- Drink lots of water and make sure you are hydrated. You probably won't sleep tonight. Don't stress about that. Do the best you can to relax.
- Upload your slides. (Even if you've written really awesome blog posts, people will complain if they don't have the slides.) Uploading your slides will also give you a backup if there are any problems with your laptop, or the projector.
- If you're an introvert, get as much quiet time as you can during the day to ensure you're fully charged for tomorrow.
Pack your bag for tomorrow and include:
- Fully charged laptop.
- Power cable for your laptop + power adapter if you are not in your home country.
- Presentation on USB as PDF in case your laptop dies.
- Printed speaker notes.
- Water bottle (filled).
- VGA display converter thingy (for the projector).
- Remote control (if you have one).
- Clean shirt and trousers (for those of us who are prone to spilling coffee down our fronts)
- Try to eat breakfast. Being stressed out takes calories.
- Hydrate with water, or fruit juice. A dry throat goes hoarse quickly.
- Check in with the conference organisers so they know you are on-site and ready to present.
- Smile lots. It may trick your body into thinking this is fun.
One Hour Before

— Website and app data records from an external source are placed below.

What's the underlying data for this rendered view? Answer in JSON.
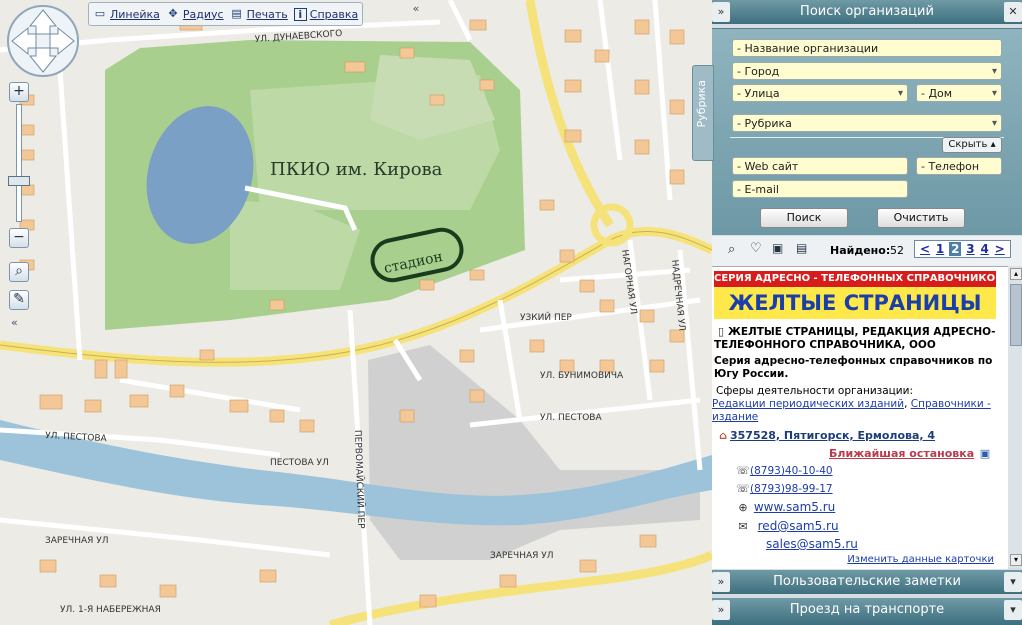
{
  "toolbar": {
    "ruler_label": "Линейка",
    "radius_label": "Радиус",
    "print_label": "Печать",
    "help_label": "Справка",
    "collapse_glyph": "«"
  },
  "map": {
    "park_label": "ПКИО им. Кирова",
    "stadium_label": "стадион",
    "streets": {
      "dunaevsky": "УЛ. ДУНАЕВСКОГО",
      "pestova_1": "УЛ. ПЕСТОВА",
      "pestova_2": "ПЕСТОВА УЛ",
      "pestova_3": "УЛ. ПЕСТОВА",
      "zarechnaya_1": "ЗАРЕЧНАЯ УЛ",
      "zarechnaya_2": "ЗАРЕЧНАЯ УЛ",
      "naberezhnaya": "УЛ. 1-Я НАБЕРЕЖНАЯ",
      "uzkiy": "УЗКИЙ ПЕР",
      "bunimovicha": "УЛ. БУНИМОВИЧА",
      "pervomaysky": "ПЕРВОМАЙСКИЙ ПЕР",
      "nagornaya": "НАГОРНАЯ УЛ",
      "nadrechnaya": "НАДРЕЧНАЯ УЛ"
    }
  },
  "panel": {
    "search_title": "Поиск организаций",
    "rubrika_tab": "Рубрика",
    "fields": {
      "org_name": "- Название организации",
      "city": "- Город",
      "street": "- Улица",
      "house": "- Дом",
      "rubric": "- Рубрика",
      "website": "- Web сайт",
      "phone": "- Телефон",
      "email": "- E-mail"
    },
    "hide_label": "Скрыть",
    "search_button": "Поиск",
    "clear_button": "Очистить",
    "found_label": "Найдено:",
    "found_count": "52",
    "pages": [
      "1",
      "2",
      "3",
      "4"
    ],
    "current_page": "2",
    "prev_glyph": "<",
    "next_glyph": ">",
    "notes_title": "Пользовательские заметки",
    "transport_title": "Проезд на транспорте"
  },
  "card": {
    "banner_top": "СЕРИЯ АДРЕСНО - ТЕЛЕФОННЫХ  СПРАВОЧНИКОВ",
    "banner_main": "ЖЕЛТЫЕ СТРАНИЦЫ",
    "org_name": "ЖЕЛТЫЕ СТРАНИЦЫ, РЕДАКЦИЯ АДРЕСНО-ТЕЛЕФОННОГО СПРАВОЧНИКА, ООО",
    "description": "Серия адресно-телефонных справочников по Югу России.",
    "activity_label": "Сферы деятельности организации:",
    "activity_link_1": "Редакции периодических изданий",
    "activity_sep": ", ",
    "activity_link_2": "Справочники - издание",
    "address": "357528, Пятигорск, Ермолова, 4",
    "nearest_stop": "Ближайшая остановка",
    "phone_1": "(8793)40-10-40",
    "phone_2": "(8793)98-99-17",
    "website": "www.sam5.ru",
    "email_1": "red@sam5.ru",
    "email_2": "sales@sam5.ru",
    "edit_link": "Изменить данные карточки"
  },
  "colors": {
    "road_yellow": "#f6e27a",
    "park_green": "#a9cf8f",
    "river_blue": "#9cc3d9",
    "building": "#f4c896",
    "panel_header": "#4f7f8d",
    "field_bg": "#fffcd0"
  }
}
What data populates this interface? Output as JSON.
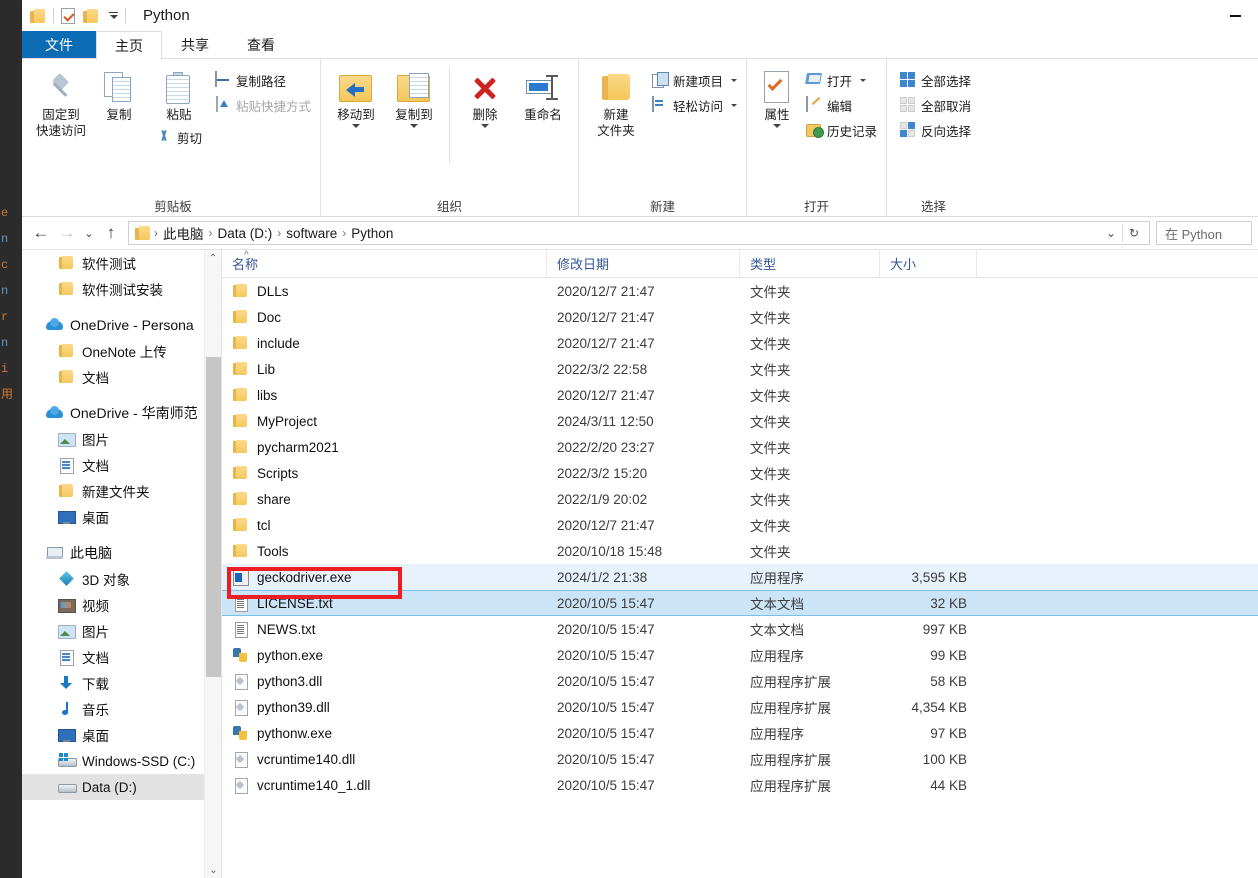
{
  "window": {
    "title": "Python",
    "minimize_label": "—",
    "quick_access": [
      "folder-icon",
      "properties-check-icon",
      "new-folder-icon",
      "customize-caret-icon"
    ]
  },
  "ribbon": {
    "tabs": [
      {
        "label": "文件",
        "state": "file"
      },
      {
        "label": "主页",
        "state": "active"
      },
      {
        "label": "共享",
        "state": "normal"
      },
      {
        "label": "查看",
        "state": "normal"
      }
    ],
    "groups": [
      {
        "name": "clipboard",
        "label": "剪贴板",
        "big_buttons": [
          {
            "label": "固定到\n快速访问",
            "line1": "固定到",
            "line2": "快速访问",
            "icon": "pin-icon"
          },
          {
            "label": "复制",
            "icon": "copy-icon"
          },
          {
            "label": "粘贴",
            "icon": "paste-icon"
          }
        ],
        "small_buttons": [
          {
            "label": "复制路径",
            "icon": "copy-path-icon"
          },
          {
            "label": "粘贴快捷方式",
            "icon": "paste-shortcut-icon",
            "dim": true
          },
          {
            "label": "剪切",
            "icon": "cut-scissors-icon"
          }
        ]
      },
      {
        "name": "organize",
        "label": "组织",
        "big_buttons": [
          {
            "label": "移动到",
            "icon": "move-to-icon",
            "has_caret": true
          },
          {
            "label": "复制到",
            "icon": "copy-to-icon",
            "has_caret": true
          },
          {
            "label": "删除",
            "icon": "delete-x-icon",
            "has_caret": true
          },
          {
            "label": "重命名",
            "icon": "rename-icon"
          }
        ]
      },
      {
        "name": "new",
        "label": "新建",
        "big_buttons": [
          {
            "line1": "新建",
            "line2": "文件夹",
            "label": "新建文件夹",
            "icon": "new-folder-icon"
          }
        ],
        "small_buttons": [
          {
            "label": "新建项目",
            "icon": "new-item-icon",
            "has_caret": true
          },
          {
            "label": "轻松访问",
            "icon": "easy-access-icon",
            "has_caret": true
          }
        ]
      },
      {
        "name": "open",
        "label": "打开",
        "big_buttons": [
          {
            "label": "属性",
            "icon": "properties-icon",
            "has_caret": true
          }
        ],
        "small_buttons": [
          {
            "label": "打开",
            "icon": "open-icon",
            "has_caret": true
          },
          {
            "label": "编辑",
            "icon": "edit-icon"
          },
          {
            "label": "历史记录",
            "icon": "history-icon"
          }
        ]
      },
      {
        "name": "select",
        "label": "选择",
        "small_buttons": [
          {
            "label": "全部选择",
            "icon": "select-all-icon"
          },
          {
            "label": "全部取消",
            "icon": "select-none-icon"
          },
          {
            "label": "反向选择",
            "icon": "invert-selection-icon"
          }
        ]
      }
    ]
  },
  "address": {
    "back_icon": "back-arrow-icon",
    "forward_icon": "forward-arrow-icon",
    "recent_icon": "recent-locations-caret-icon",
    "up_icon": "up-arrow-icon",
    "crumbs": [
      "此电脑",
      "Data (D:)",
      "software",
      "Python"
    ],
    "separator": "›",
    "dropdown_icon": "address-dropdown-icon",
    "refresh_icon": "refresh-icon",
    "search_text": "在 Python"
  },
  "nav_pane": {
    "items": [
      {
        "label": "软件测试",
        "icon": "folder-icon",
        "level": "child"
      },
      {
        "label": "软件测试安装",
        "icon": "folder-icon",
        "level": "child"
      },
      {
        "label": "",
        "icon": "",
        "level": "gap"
      },
      {
        "label": "OneDrive - Persona",
        "icon": "onedrive-cloud-icon",
        "level": "root"
      },
      {
        "label": "OneNote 上传",
        "icon": "folder-icon",
        "level": "child"
      },
      {
        "label": "文档",
        "icon": "folder-icon",
        "level": "child"
      },
      {
        "label": "",
        "icon": "",
        "level": "gap"
      },
      {
        "label": "OneDrive - 华南师范",
        "icon": "onedrive-cloud-icon",
        "level": "root"
      },
      {
        "label": "图片",
        "icon": "pictures-icon",
        "level": "child"
      },
      {
        "label": "文档",
        "icon": "documents-icon",
        "level": "child"
      },
      {
        "label": "新建文件夹",
        "icon": "folder-icon",
        "level": "child"
      },
      {
        "label": "桌面",
        "icon": "desktop-icon",
        "level": "child"
      },
      {
        "label": "",
        "icon": "",
        "level": "gap"
      },
      {
        "label": "此电脑",
        "icon": "this-pc-icon",
        "level": "root"
      },
      {
        "label": "3D 对象",
        "icon": "3d-objects-icon",
        "level": "child"
      },
      {
        "label": "视频",
        "icon": "videos-icon",
        "level": "child"
      },
      {
        "label": "图片",
        "icon": "pictures-icon",
        "level": "child"
      },
      {
        "label": "文档",
        "icon": "documents-icon",
        "level": "child"
      },
      {
        "label": "下载",
        "icon": "downloads-icon",
        "level": "child"
      },
      {
        "label": "音乐",
        "icon": "music-icon",
        "level": "child"
      },
      {
        "label": "桌面",
        "icon": "desktop-icon",
        "level": "child"
      },
      {
        "label": "Windows-SSD (C:)",
        "icon": "windows-drive-icon",
        "level": "child"
      },
      {
        "label": "Data (D:)",
        "icon": "drive-icon",
        "level": "child",
        "selected": true
      }
    ],
    "scroll_up_icon": "scroll-up-icon",
    "scroll_down_icon": "scroll-down-icon"
  },
  "file_list": {
    "columns": [
      "名称",
      "修改日期",
      "类型",
      "大小"
    ],
    "sort_column": "名称",
    "sort_indicator": "^",
    "rows": [
      {
        "name": "DLLs",
        "date": "2020/12/7 21:47",
        "type": "文件夹",
        "size": "",
        "icon": "folder-icon"
      },
      {
        "name": "Doc",
        "date": "2020/12/7 21:47",
        "type": "文件夹",
        "size": "",
        "icon": "folder-icon"
      },
      {
        "name": "include",
        "date": "2020/12/7 21:47",
        "type": "文件夹",
        "size": "",
        "icon": "folder-icon"
      },
      {
        "name": "Lib",
        "date": "2022/3/2 22:58",
        "type": "文件夹",
        "size": "",
        "icon": "folder-icon"
      },
      {
        "name": "libs",
        "date": "2020/12/7 21:47",
        "type": "文件夹",
        "size": "",
        "icon": "folder-icon"
      },
      {
        "name": "MyProject",
        "date": "2024/3/11 12:50",
        "type": "文件夹",
        "size": "",
        "icon": "folder-icon"
      },
      {
        "name": "pycharm2021",
        "date": "2022/2/20 23:27",
        "type": "文件夹",
        "size": "",
        "icon": "folder-icon"
      },
      {
        "name": "Scripts",
        "date": "2022/3/2 15:20",
        "type": "文件夹",
        "size": "",
        "icon": "folder-icon"
      },
      {
        "name": "share",
        "date": "2022/1/9 20:02",
        "type": "文件夹",
        "size": "",
        "icon": "folder-icon"
      },
      {
        "name": "tcl",
        "date": "2020/12/7 21:47",
        "type": "文件夹",
        "size": "",
        "icon": "folder-icon"
      },
      {
        "name": "Tools",
        "date": "2020/10/18 15:48",
        "type": "文件夹",
        "size": "",
        "icon": "folder-icon"
      },
      {
        "name": "geckodriver.exe",
        "date": "2024/1/2 21:38",
        "type": "应用程序",
        "size": "3,595 KB",
        "icon": "exe-icon",
        "selection": "soft",
        "annotated": true
      },
      {
        "name": "LICENSE.txt",
        "date": "2020/10/5 15:47",
        "type": "文本文档",
        "size": "32 KB",
        "icon": "text-file-icon",
        "selection": "hard"
      },
      {
        "name": "NEWS.txt",
        "date": "2020/10/5 15:47",
        "type": "文本文档",
        "size": "997 KB",
        "icon": "text-file-icon"
      },
      {
        "name": "python.exe",
        "date": "2020/10/5 15:47",
        "type": "应用程序",
        "size": "99 KB",
        "icon": "python-exe-icon"
      },
      {
        "name": "python3.dll",
        "date": "2020/10/5 15:47",
        "type": "应用程序扩展",
        "size": "58 KB",
        "icon": "dll-icon"
      },
      {
        "name": "python39.dll",
        "date": "2020/10/5 15:47",
        "type": "应用程序扩展",
        "size": "4,354 KB",
        "icon": "dll-icon"
      },
      {
        "name": "pythonw.exe",
        "date": "2020/10/5 15:47",
        "type": "应用程序",
        "size": "97 KB",
        "icon": "python-exe-icon"
      },
      {
        "name": "vcruntime140.dll",
        "date": "2020/10/5 15:47",
        "type": "应用程序扩展",
        "size": "100 KB",
        "icon": "dll-icon"
      },
      {
        "name": "vcruntime140_1.dll",
        "date": "2020/10/5 15:47",
        "type": "应用程序扩展",
        "size": "44 KB",
        "icon": "dll-icon"
      }
    ]
  },
  "annotation": {
    "color": "#ee1c23",
    "target": "geckodriver.exe"
  },
  "background_editor": {
    "lines": [
      "e",
      "n",
      "c",
      "n",
      "r",
      "n",
      "i",
      "用"
    ]
  },
  "colors": {
    "file_tab": "#0b6cb3",
    "selection_soft": "#e8f2fc",
    "selection_hard": "#cce4f7",
    "header_text": "#33569b",
    "annotation": "#ee1c23"
  }
}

- Another half glass of water.
- Find the room you'll be presenting in and settle in at the back.
- Get a sense for the lights and the contrast of the slides (you can request that the lights be turned up or down; I generally ask for the house lights to be turned up so I can see the audience...and I have very high contrast slides so that I can do this).

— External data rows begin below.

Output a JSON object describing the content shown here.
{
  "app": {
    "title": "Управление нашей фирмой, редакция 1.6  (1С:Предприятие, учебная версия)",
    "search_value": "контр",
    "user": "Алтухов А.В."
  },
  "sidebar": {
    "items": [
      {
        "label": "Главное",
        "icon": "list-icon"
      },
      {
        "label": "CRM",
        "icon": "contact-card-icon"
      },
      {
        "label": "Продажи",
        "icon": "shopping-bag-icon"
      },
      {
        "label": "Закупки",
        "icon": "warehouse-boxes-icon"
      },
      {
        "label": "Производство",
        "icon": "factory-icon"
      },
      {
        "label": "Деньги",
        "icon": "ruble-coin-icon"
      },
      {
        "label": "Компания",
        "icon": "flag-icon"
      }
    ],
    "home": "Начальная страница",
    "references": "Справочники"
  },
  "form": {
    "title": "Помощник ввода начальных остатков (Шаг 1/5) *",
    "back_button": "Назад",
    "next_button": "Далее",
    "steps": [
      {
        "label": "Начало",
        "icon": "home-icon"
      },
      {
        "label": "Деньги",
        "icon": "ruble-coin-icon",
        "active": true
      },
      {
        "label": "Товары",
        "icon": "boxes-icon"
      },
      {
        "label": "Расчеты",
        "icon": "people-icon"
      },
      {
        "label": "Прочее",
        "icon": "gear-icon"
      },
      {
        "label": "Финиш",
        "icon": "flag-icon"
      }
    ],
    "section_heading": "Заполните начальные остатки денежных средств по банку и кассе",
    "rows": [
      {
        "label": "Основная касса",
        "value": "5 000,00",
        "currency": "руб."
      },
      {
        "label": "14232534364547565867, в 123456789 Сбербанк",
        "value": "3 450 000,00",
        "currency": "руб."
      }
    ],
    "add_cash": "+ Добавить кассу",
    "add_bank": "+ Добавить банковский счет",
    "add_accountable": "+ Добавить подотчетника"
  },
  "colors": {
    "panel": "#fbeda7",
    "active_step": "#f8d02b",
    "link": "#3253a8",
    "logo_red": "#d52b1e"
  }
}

Half an Hour Before
- Final pee! Introverts: this is our last time for piece and quiet and total aloneness before going on stage. It is probably also your last look in the mirror to make sure you don't have anything stuck between your teeth.
- If the presentation ahead of you is still going, either wait outside the room, or sneak into the back quietly.
(Literally) The Last Few Minutes
- As soon as you can, get onto the stage and graciously tell the folks on stage that they've done a great job. Then help them to shepherd people alway from the stage by saying you need to get setup. The previous presenter can answer questions in the hallway. Help them to see if they've forgotten anything on stage, and then help them to move on. You being rude to the audience is a LOT easier than the speaker doing it; you're helping them. (And hopefully someone will help shepherd you at the end of your talk.)
- Get your laptop plugged in and working with the projector. If anything is going to go wrong, this is generally it.
- Next, get help putting your mic on if it's a clip mic. (Want to impress the AV staff? Test the mic by blowing on it. That's right: you don't tap the mic to test it because tapping a mic can damage the internals and potentially blow out the speakers if they're turned up too high. So don't tap the mic!)
- Once your laptop is connected, open your slideshow software, bring up the first slide, and start the presentation. Make sure you can see your speaker notes (if not: your display is probably mirrored, you'll need to disable that).
- More smiling! (It's okay, I don't smile during setup either.)
Now you're set. I generally pace or use my friendly "I'm not available to chat yet" face so that the incoming audience knows to leave me alone. You might be more comfortable chatting with people than I am. I love to chat afterwards; but need the pre-talk time to centre myself.
For additional tips on what to do the day of your presentation, check out my DrupalCon speaker training resources.
- Smile at the audience while thinking about something happy or delicious. Breathe in and give an audible “ahh-sigh” out.
- Tell your story with passion.
- At the end, say “thank you” and give the audience time to clap.
- Smile again. Good job, you!
There is a separate tip sheet for audience management.
Got More Tips?
Do you have tips of your own? Tweet your tip to @emmajanehw, open an issue on GitHub, or send me a pull request.
- Kate Kligman for her tip on double checking the presentation your room is in.